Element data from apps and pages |

★ ★ ★

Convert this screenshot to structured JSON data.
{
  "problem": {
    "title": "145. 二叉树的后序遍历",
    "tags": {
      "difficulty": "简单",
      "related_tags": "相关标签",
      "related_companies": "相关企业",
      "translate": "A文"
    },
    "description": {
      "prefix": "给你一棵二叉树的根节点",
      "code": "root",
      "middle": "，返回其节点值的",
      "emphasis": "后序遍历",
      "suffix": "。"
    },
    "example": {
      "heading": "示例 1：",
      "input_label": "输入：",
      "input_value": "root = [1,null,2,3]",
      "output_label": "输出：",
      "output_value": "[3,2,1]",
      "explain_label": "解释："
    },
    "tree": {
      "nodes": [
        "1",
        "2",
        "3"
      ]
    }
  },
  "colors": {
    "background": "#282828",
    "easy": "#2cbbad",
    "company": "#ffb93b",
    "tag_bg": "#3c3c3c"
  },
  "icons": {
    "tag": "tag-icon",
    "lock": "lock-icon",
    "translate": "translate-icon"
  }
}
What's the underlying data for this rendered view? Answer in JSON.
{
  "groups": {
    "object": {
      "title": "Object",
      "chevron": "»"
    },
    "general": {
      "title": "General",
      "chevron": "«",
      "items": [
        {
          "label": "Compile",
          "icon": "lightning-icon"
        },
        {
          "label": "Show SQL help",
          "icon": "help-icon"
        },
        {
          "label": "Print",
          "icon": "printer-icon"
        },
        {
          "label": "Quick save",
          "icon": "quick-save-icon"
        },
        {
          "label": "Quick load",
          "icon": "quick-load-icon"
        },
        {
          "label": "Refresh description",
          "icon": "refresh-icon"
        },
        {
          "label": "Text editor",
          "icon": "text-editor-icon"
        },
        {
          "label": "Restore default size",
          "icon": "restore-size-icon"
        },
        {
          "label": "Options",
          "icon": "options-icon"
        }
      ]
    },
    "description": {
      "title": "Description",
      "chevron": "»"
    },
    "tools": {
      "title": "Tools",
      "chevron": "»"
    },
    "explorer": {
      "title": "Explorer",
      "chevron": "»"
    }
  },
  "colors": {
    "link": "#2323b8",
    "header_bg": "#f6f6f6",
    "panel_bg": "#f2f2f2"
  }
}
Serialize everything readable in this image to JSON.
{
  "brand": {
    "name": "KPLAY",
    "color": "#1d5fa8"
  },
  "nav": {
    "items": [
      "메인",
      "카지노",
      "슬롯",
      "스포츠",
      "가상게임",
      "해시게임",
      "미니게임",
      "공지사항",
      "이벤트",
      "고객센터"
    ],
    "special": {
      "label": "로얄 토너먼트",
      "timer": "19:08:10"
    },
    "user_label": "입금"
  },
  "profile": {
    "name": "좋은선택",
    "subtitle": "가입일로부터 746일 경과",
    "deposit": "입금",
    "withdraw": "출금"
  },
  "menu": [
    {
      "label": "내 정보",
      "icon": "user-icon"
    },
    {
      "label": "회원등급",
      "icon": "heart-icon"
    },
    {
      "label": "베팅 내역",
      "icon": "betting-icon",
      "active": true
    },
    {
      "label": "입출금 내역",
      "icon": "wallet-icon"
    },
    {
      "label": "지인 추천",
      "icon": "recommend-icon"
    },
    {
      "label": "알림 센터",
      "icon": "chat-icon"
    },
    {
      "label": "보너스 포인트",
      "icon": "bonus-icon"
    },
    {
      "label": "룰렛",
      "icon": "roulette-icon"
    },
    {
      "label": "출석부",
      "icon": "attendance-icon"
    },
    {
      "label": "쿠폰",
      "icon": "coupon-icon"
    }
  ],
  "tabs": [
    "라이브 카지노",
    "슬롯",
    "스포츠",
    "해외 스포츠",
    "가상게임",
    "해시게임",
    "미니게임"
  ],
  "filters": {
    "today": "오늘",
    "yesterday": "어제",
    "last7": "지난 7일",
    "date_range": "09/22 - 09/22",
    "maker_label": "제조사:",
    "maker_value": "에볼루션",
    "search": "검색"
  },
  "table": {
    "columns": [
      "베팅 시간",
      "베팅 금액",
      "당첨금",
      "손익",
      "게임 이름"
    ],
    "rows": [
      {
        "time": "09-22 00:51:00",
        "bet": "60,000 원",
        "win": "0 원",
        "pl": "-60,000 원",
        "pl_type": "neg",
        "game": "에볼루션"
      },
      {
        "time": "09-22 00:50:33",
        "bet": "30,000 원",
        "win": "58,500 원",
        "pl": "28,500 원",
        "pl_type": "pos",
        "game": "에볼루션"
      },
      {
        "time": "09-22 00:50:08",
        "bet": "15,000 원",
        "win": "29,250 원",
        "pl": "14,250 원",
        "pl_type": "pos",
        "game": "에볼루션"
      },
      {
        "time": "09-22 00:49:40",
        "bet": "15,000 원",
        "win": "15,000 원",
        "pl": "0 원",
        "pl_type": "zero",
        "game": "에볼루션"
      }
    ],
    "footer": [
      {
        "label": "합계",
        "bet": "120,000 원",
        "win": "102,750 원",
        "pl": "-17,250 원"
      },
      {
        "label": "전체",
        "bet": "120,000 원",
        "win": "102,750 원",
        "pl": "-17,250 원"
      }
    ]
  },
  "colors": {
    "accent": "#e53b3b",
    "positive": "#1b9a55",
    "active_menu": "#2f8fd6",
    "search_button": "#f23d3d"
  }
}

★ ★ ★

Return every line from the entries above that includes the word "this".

Answer below |
Convert this screenshot to structured JSON data.
What's the underlying data for this rendered view? Answer in JSON.
Serialize everything readable in this image to JSON.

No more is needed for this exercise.